Rolfing was an important cog in brining big-time PGA events to Hawaii, which show off Hawaii’s picturesque courses and pristine conditions to a national audience. The winners-only Champions event held at Hualalai this weekend had one of the best fields in recent memory, something Rolfing had advocated for.
However, it is not all rainbows and butterflies as shown on television. Rolfing is worried about the health of the sport in the islands.
“I’m concerned,” Rolfing said. “There are three big problems — it cost too much, takes too long, and the game is too hard. Until we figure out how to solve those three problems we are not going to grow the game. We have the same people playing over and over, and even they are not playing as much because it takes too long. We keep trying to do all these things as an industry to promote golf, but the fact is we have to solve those three basic problems.”
Rolfing is right. For casual golfers on vacation, getting in a round is rarely at the top of their to-do list simply because there are an assortment of other activities that are free and more accessible.
“We have got to remember that the opportunities in front of the visitors on this island are endless,” Rolfing said. “Golf, which has become so time-consuming and so expensive, is competing with all of them. People only have so much time.”
It is the dreaded Catch-22 that comes with living in paradise — too many beautiful things to see and do that there is not enough time to play 18 holes under the tropical sunshine.
A possible solution Rolfing proposed is having the courses cater more to the busy schedules of the guests.

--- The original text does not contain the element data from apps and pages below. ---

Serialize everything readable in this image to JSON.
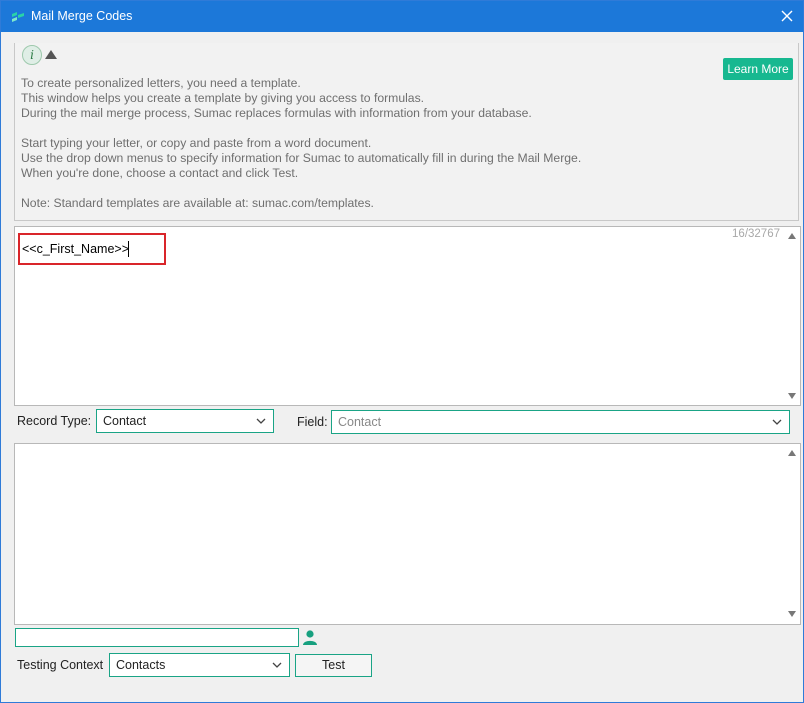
{
  "window": {
    "title": "Mail Merge Codes",
    "icons": {
      "app": "sumac-logo-icon",
      "close": "close-icon"
    }
  },
  "info_panel": {
    "icon": "info-icon",
    "collapse_icon": "collapse-triangle-icon",
    "learn_more_label": "Learn More",
    "lines": [
      "To create personalized letters, you need a template.",
      "This window helps you create a template by giving you access to formulas.",
      "During the mail merge process, Sumac replaces formulas with information from your database.",
      "",
      "Start typing your letter, or copy and paste from a word document.",
      "Use the drop down menus to specify information for Sumac to automatically fill in during the Mail Merge.",
      "When you're done, choose a contact and click Test.",
      "",
      "Note: Standard templates are available at: sumac.com/templates."
    ]
  },
  "editor": {
    "char_count": "16/32767",
    "content": "<<c_First_Name>>"
  },
  "record_type": {
    "label": "Record Type:",
    "value": "Contact"
  },
  "field": {
    "label": "Field:",
    "value": "Contact"
  },
  "preview": {
    "content": ""
  },
  "contact_search": {
    "value": ""
  },
  "testing_context": {
    "label": "Testing Context",
    "value": "Contacts"
  },
  "test_button": {
    "label": "Test"
  },
  "colors": {
    "titlebar": "#1c78d9",
    "accent": "#17b890",
    "highlight_border": "#d9252a"
  }
}
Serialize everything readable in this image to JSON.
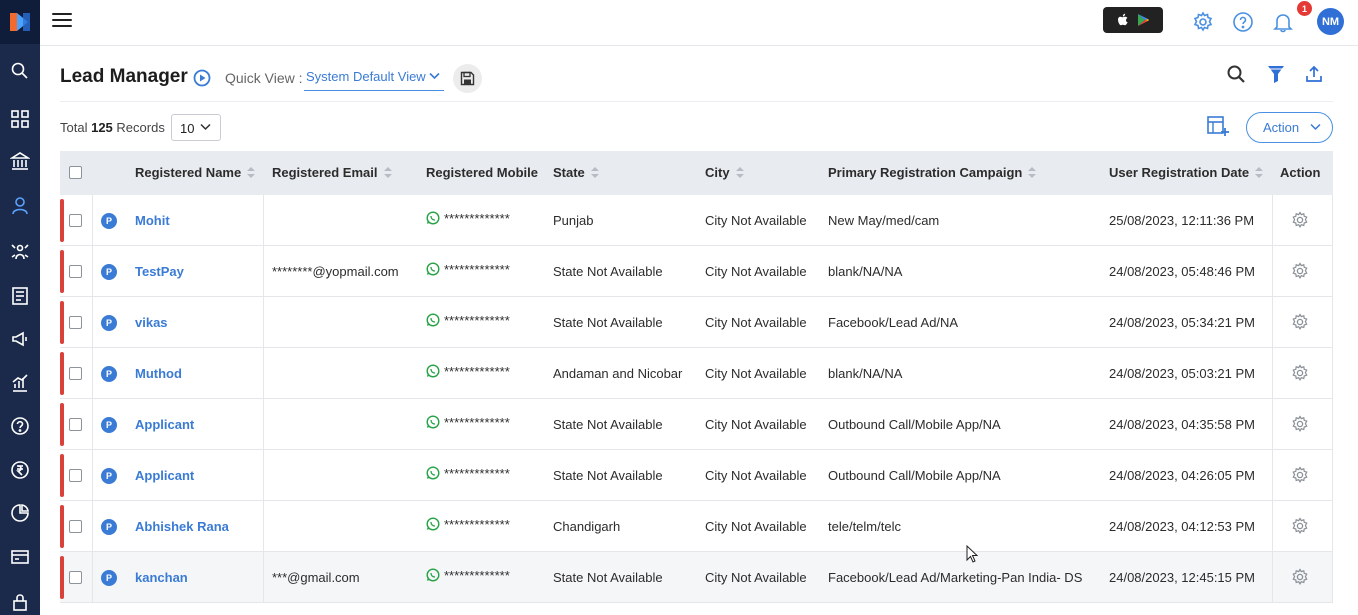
{
  "topbar": {
    "notification_count": "1",
    "user_initials": "NM"
  },
  "header": {
    "title": "Lead Manager",
    "quick_view_label": "Quick View :",
    "quick_view_value": "System Default View"
  },
  "records": {
    "prefix": "Total",
    "count": "125",
    "suffix": "Records",
    "page_size": "10"
  },
  "action_button": "Action",
  "columns": [
    "Registered Name",
    "Registered Email",
    "Registered Mobile",
    "State",
    "City",
    "Primary Registration Campaign",
    "User Registration Date",
    "Action"
  ],
  "rows": [
    {
      "badge": "P",
      "name": "Mohit",
      "email": "",
      "mobile": "*************",
      "state": "Punjab",
      "city": "City Not Available",
      "campaign": "New May/med/cam",
      "date": "25/08/2023, 12:11:36 PM"
    },
    {
      "badge": "P",
      "name": "TestPay",
      "email": "********@yopmail.com",
      "mobile": "*************",
      "state": "State Not Available",
      "city": "City Not Available",
      "campaign": "blank/NA/NA",
      "date": "24/08/2023, 05:48:46 PM"
    },
    {
      "badge": "P",
      "name": "vikas",
      "email": "",
      "mobile": "*************",
      "state": "State Not Available",
      "city": "City Not Available",
      "campaign": "Facebook/Lead Ad/NA",
      "date": "24/08/2023, 05:34:21 PM"
    },
    {
      "badge": "P",
      "name": "Muthod",
      "email": "",
      "mobile": "*************",
      "state": "Andaman and Nicobar",
      "city": "City Not Available",
      "campaign": "blank/NA/NA",
      "date": "24/08/2023, 05:03:21 PM"
    },
    {
      "badge": "P",
      "name": "Applicant",
      "email": "",
      "mobile": "*************",
      "state": "State Not Available",
      "city": "City Not Available",
      "campaign": "Outbound Call/Mobile App/NA",
      "date": "24/08/2023, 04:35:58 PM"
    },
    {
      "badge": "P",
      "name": "Applicant",
      "email": "",
      "mobile": "*************",
      "state": "State Not Available",
      "city": "City Not Available",
      "campaign": "Outbound Call/Mobile App/NA",
      "date": "24/08/2023, 04:26:05 PM"
    },
    {
      "badge": "P",
      "name": "Abhishek Rana",
      "email": "",
      "mobile": "*************",
      "state": "Chandigarh",
      "city": "City Not Available",
      "campaign": "tele/telm/telc",
      "date": "24/08/2023, 04:12:53 PM"
    },
    {
      "badge": "P",
      "name": "kanchan",
      "email": "***@gmail.com",
      "mobile": "*************",
      "state": "State Not Available",
      "city": "City Not Available",
      "campaign": "Facebook/Lead Ad/Marketing-Pan India- DS",
      "date": "24/08/2023, 12:45:15 PM"
    }
  ],
  "sidebar_icons": [
    "search-icon",
    "dashboard-icon",
    "institution-icon",
    "user-icon",
    "network-icon",
    "forms-icon",
    "campaign-icon",
    "analytics-icon",
    "help-icon",
    "rupee-icon",
    "pie-chart-icon",
    "payment-card-icon",
    "lock-icon"
  ],
  "colors": {
    "sidebar": "#1b2a4a",
    "accent": "#3a7bd5",
    "row_marker": "#d9423a",
    "header_bg": "#e8ebef"
  }
}
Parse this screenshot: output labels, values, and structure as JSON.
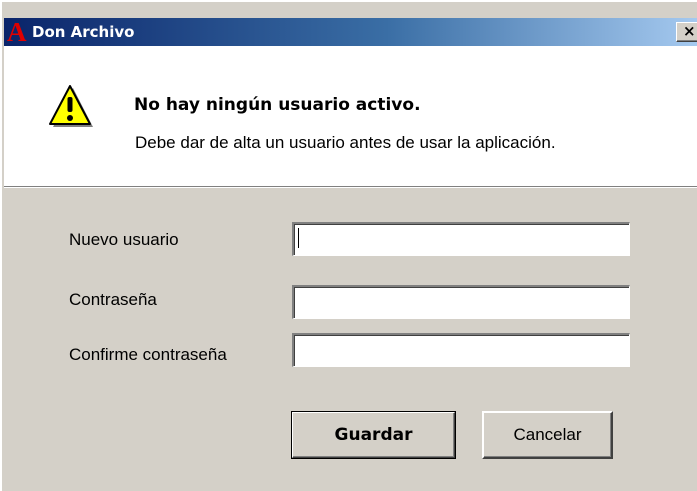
{
  "window": {
    "title": "Don Archivo",
    "app_icon_glyph": "A",
    "close_glyph": "×"
  },
  "message": {
    "icon": "warning-icon",
    "title": "No hay ningún usuario activo.",
    "body": "Debe dar de alta un usuario antes de usar la aplicación."
  },
  "form": {
    "new_user_label": "Nuevo usuario",
    "new_user_value": "",
    "password_label": "Contraseña",
    "password_value": "",
    "confirm_label": "Confirme contraseña",
    "confirm_value": ""
  },
  "buttons": {
    "save_label": "Guardar",
    "cancel_label": "Cancelar"
  },
  "colors": {
    "dialog_face": "#d4d0c8",
    "title_gradient_start": "#0a246a",
    "title_gradient_end": "#a6caf0",
    "app_icon": "#e00000",
    "warning_fill": "#ffff00"
  }
}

“If someone wants to play nine holes they should not have to wait until late in the afternoon because they are going to luau at 5 p.m. If people want to play nine holes at 7 a.m. and be back with their family at 10 a.m. we should find a way to do that,” Rolfing said. “I liken it to going to a sushi restaurant and they tell you that you can buy 18 pieces of sushi, but that’s it. You may not want 18. So then, they tell you that you can have a nine-piece platter, but you can only get it at midnight after everyone else has left.”
There have been some discussion of how to improve the experience and stimulate the golf economy in Hawaii. However, little has actually been done to tackle the growing problem. Rolfing is optimistic though.
“I’m starting to get a sense we are almost there,” Rolfing said. “I feel very strongly that it is time for everyone to look in the mirror and ask themselves how are we going to solve this. People are not bringing golf clubs to Hawaii and they are not looking at it like they should come here to play golf. We are making it hard for them to want to do that. We have to make it easy.”